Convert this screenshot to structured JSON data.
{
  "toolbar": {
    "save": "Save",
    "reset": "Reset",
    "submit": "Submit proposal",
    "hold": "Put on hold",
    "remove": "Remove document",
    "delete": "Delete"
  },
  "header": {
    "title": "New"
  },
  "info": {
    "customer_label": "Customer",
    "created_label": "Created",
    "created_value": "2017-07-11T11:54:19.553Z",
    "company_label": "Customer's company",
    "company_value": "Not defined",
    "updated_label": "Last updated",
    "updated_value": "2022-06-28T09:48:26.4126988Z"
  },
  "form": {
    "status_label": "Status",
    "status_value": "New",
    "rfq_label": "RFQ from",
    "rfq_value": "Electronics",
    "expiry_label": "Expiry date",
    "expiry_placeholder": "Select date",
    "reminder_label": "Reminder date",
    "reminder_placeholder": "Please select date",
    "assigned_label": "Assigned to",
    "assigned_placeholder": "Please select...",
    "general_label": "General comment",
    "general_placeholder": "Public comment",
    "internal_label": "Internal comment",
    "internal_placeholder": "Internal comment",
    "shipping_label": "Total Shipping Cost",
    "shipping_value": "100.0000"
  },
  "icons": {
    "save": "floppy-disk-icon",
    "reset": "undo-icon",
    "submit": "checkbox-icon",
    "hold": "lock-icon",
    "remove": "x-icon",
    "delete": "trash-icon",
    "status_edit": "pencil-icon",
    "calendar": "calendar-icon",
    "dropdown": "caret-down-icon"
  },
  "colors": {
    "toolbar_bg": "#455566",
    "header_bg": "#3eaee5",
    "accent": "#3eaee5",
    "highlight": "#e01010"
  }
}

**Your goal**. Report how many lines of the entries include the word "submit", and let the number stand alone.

**Task result**. 2